Sunday, June 1, 2008

FIELD NOTES: Just a week ago, I wrote about planting a 'memorial garden'...

June 1, 2008

...and it is in more ways than one, not just as my Memorial Day ritual, but as a memory of many things - of earth, of my maternal grandmother and even of me. I have a habit of gardening in flip-flops. I do end up destroying them which is why I sigh to myself when I’ve forgotten to slip out of my good flip-flops and into the two dollar ones from the drug store. I don’t do it on purpose, I run out just to do water maintenance and, before I know it, I’m pulling a weed which turns into a hundred weeds. My nails fill with dirt and dinner is delayed, but no matter, it’s summer and dinner can be eaten at eight without much consequence. And that is the memorial to my grandmother who, in the days before jellies and crocs, fashioned her own backyard footwear out of flip-flop bottoms and ruffled elastic lace from the five and dime store because she did NOT like a thong between her toes.
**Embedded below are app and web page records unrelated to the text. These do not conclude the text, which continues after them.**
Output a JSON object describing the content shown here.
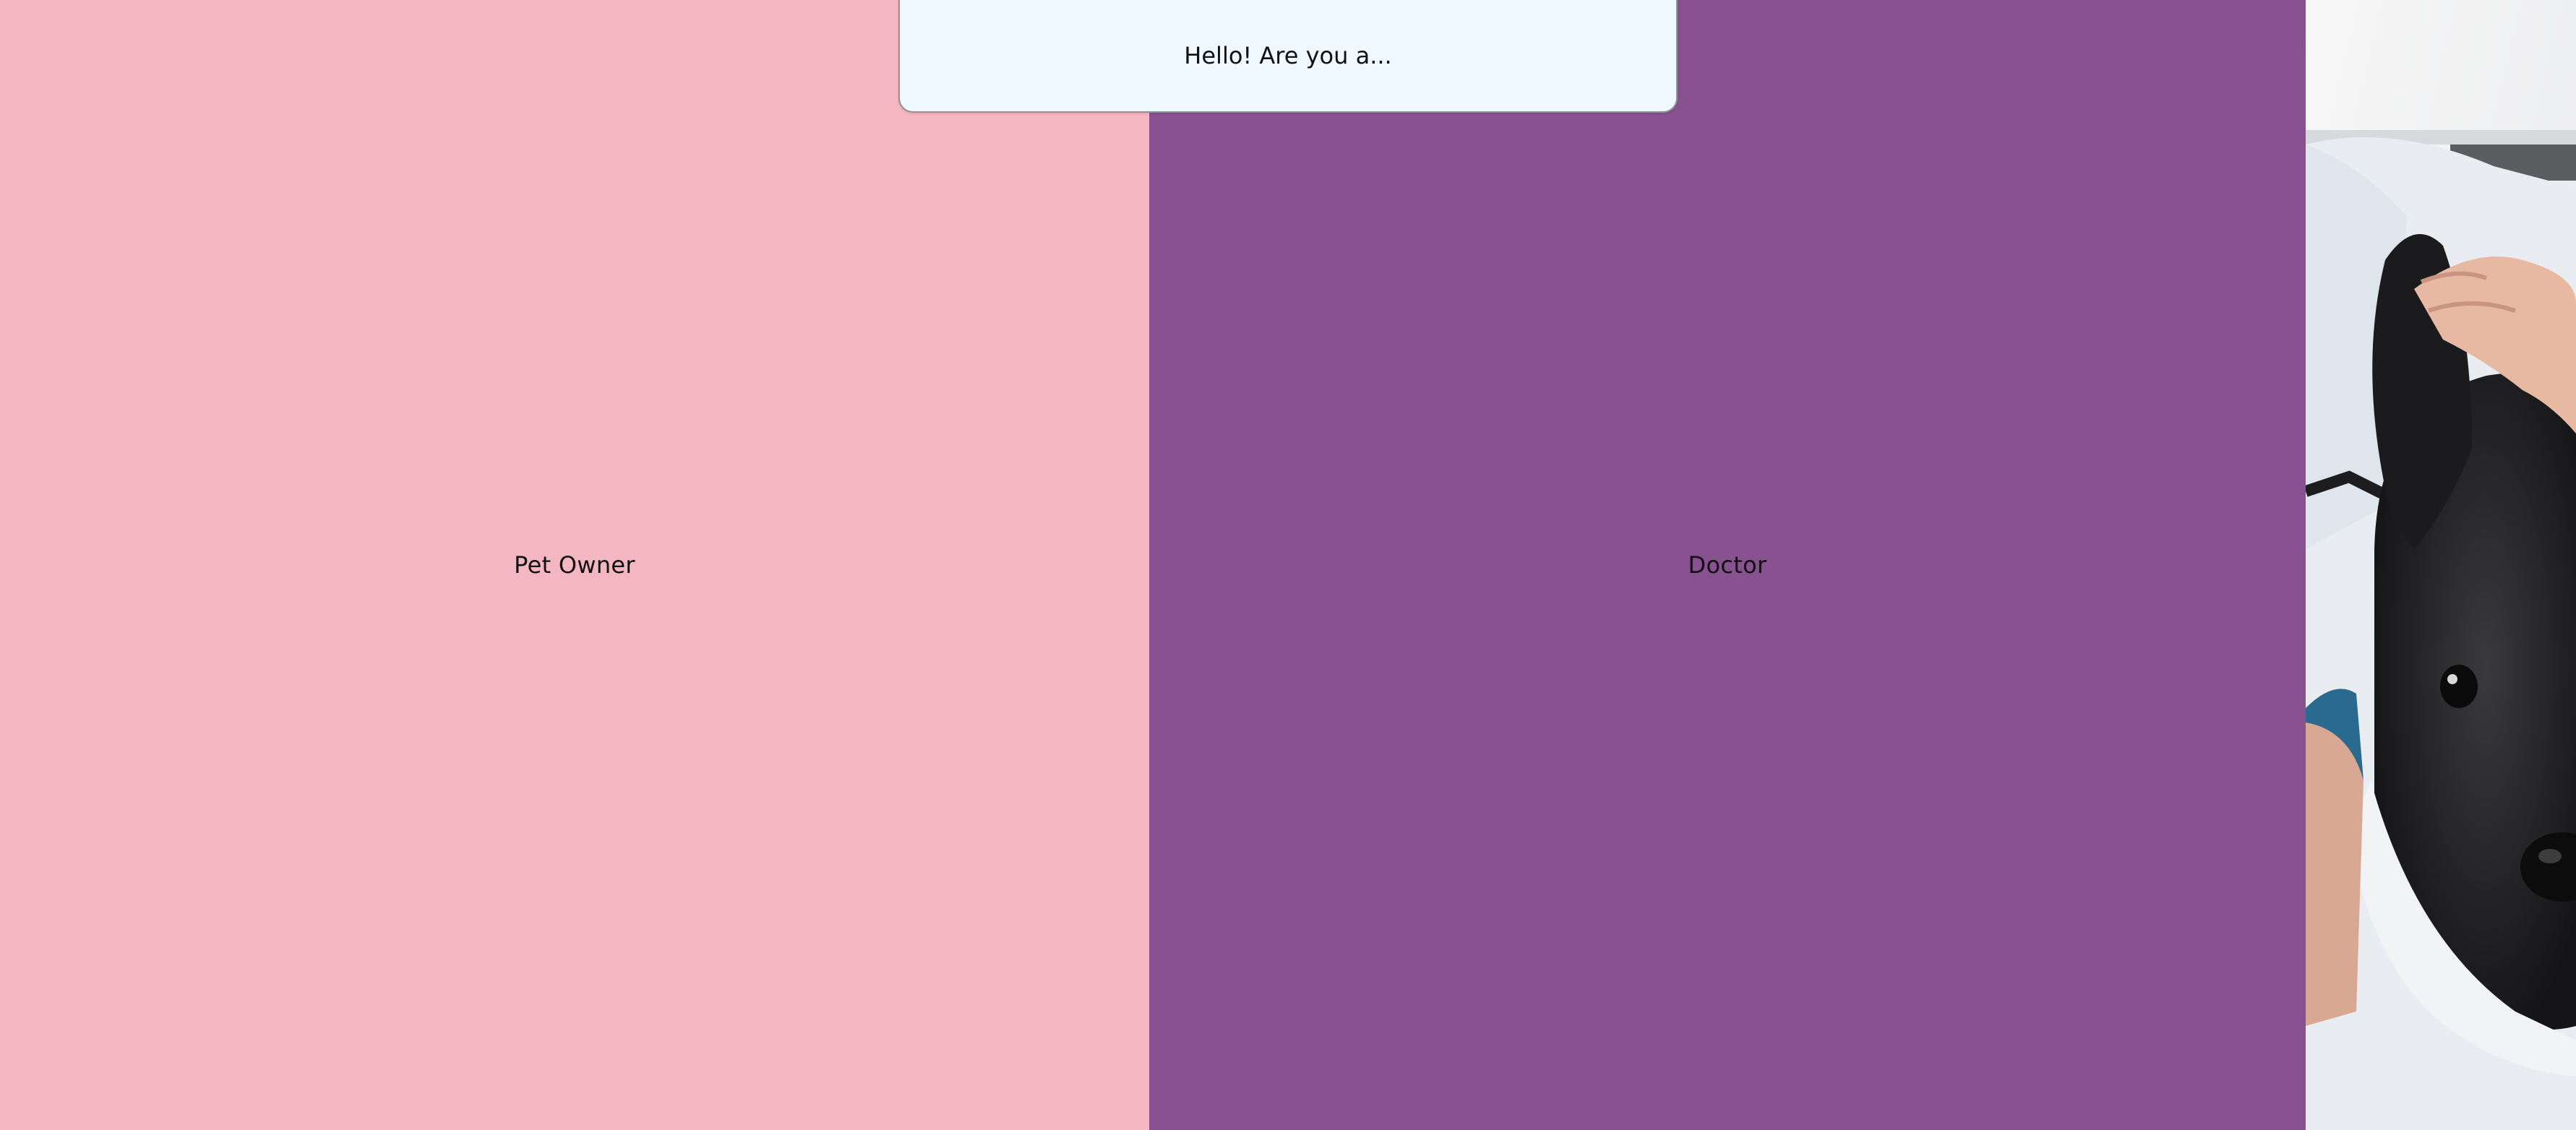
{
  "greeting": {
    "text": "Hello! Are you a..."
  },
  "roles": {
    "pet_owner": {
      "label": "Pet Owner",
      "color": "#f4b6c0"
    },
    "doctor": {
      "label": "Doctor",
      "color": "#88518f"
    }
  },
  "photo": {
    "icon": "vet-with-dog-photo"
  },
  "colors": {
    "card_background": "#eff8ff",
    "text": "#111111"
  }
}
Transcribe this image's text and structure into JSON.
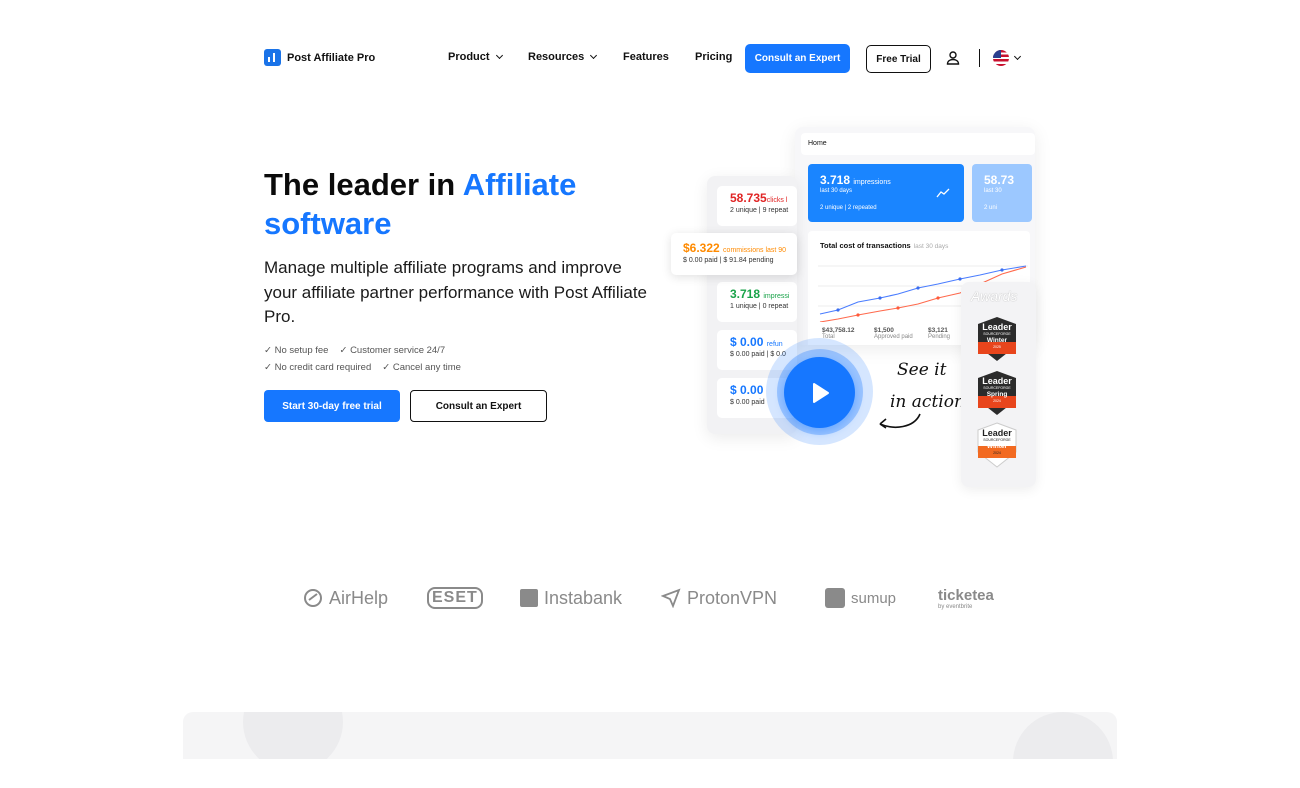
{
  "header": {
    "logo_text": "Post Affiliate Pro",
    "nav": [
      {
        "label": "Product",
        "dropdown": true
      },
      {
        "label": "Resources",
        "dropdown": true
      },
      {
        "label": "Features",
        "dropdown": false
      },
      {
        "label": "Pricing",
        "dropdown": false
      }
    ],
    "consult_label": "Consult an Expert",
    "free_trial_label": "Free Trial",
    "icons": [
      "user-icon",
      "us-flag-icon"
    ]
  },
  "hero": {
    "title_part1": "The leader in ",
    "title_highlight": "Affiliate",
    "title_part2": "software",
    "lead": "Manage multiple affiliate programs and improve your affiliate partner performance with Post Affiliate Pro.",
    "checks_row1": [
      "✓ No setup fee",
      "✓ Customer service 24/7"
    ],
    "checks_row2": [
      "✓ No credit card required",
      "✓ Cancel any time"
    ],
    "cta_primary": "Start 30-day free trial",
    "cta_secondary": "Consult an Expert"
  },
  "dashboard": {
    "home_label": "Home",
    "tile1": {
      "value": "3.718",
      "unit": "impressions",
      "period": "last 30 days",
      "sub": "2 unique | 2 repeated"
    },
    "tile2": {
      "value": "58.73",
      "period": "last 30",
      "sub": "2 uni"
    },
    "chart_title": "Total cost of transactions",
    "chart_period": "last 30 days",
    "mini_stats": [
      {
        "value": "$43,758.12",
        "label": "Total"
      },
      {
        "value": "$1,500",
        "label": "Approved paid"
      },
      {
        "value": "$3,121",
        "label": "Pending"
      }
    ],
    "stats": [
      {
        "value": "58.735",
        "unit": "clicks l",
        "sub": "2 unique | 9 repeat",
        "color": "#e02424"
      },
      {
        "value": "3.718",
        "unit": "impressi",
        "sub": "1 unique | 0 repeat",
        "color": "#1aa34a"
      },
      {
        "value": "$ 0.00",
        "unit": "refun",
        "sub": "$ 0.00 paid | $ 0.0",
        "color": "#1677ff"
      },
      {
        "value": "$ 0.00",
        "unit": "",
        "sub": "$ 0.00 paid",
        "color": "#1677ff"
      }
    ],
    "float_card": {
      "value": "$6.322",
      "unit": "commissions last 90",
      "sub": "$ 0.00 paid | $ 91.84 pending"
    },
    "see_it": "See it",
    "in_action": "in action",
    "awards_title": "Awards",
    "badges": [
      {
        "title": "Leader",
        "brand": "SOURCEFORGE",
        "season": "Winter",
        "year": "2025",
        "color": "#e8451c"
      },
      {
        "title": "Leader",
        "brand": "SOURCEFORGE",
        "season": "Spring",
        "year": "2024",
        "color": "#e8451c"
      },
      {
        "title": "Leader",
        "brand": "SOURCEFORGE",
        "season": "Winter",
        "year": "2024",
        "color": "#f26a21"
      }
    ]
  },
  "logos": [
    "AirHelp",
    "ESET",
    "Instabank",
    "ProtonVPN",
    "sumup",
    "ticketea"
  ],
  "logos_sub": "by eventbrite"
}
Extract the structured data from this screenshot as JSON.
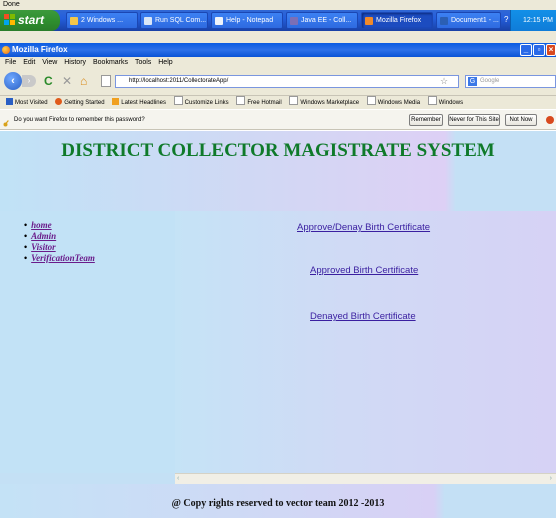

She trimmed her toenails with a pocket knife that fascinated and startled me at the same time and her size six shoes were just right for little girls to play dress-up with. I remember her feet brown with soil from walking around her make-shift gardens – the sunny strip behind the garage where green beans crawled and horseradish, rhubard and sour grass for schav (Polish sorrel soup) squatted wherever they could and at the end of the hedgerow atop the steep bank were tomato plants or little cukes in old metal tubs. By memory or design, I pretty much grow the same stuff. And my feet sink into the soft fertile earth, my toenails fill up with garden dirt and I swing my feet, one at a time, into the bathroom sink to scrub them. It would be easier to wear sneakers or garden boots, but it wouldn’t feel nearly as good, it wouldn’t have that glorious connection to ancestors, to earth…to me. It happens to be my fiftieth birthday…and it feels good.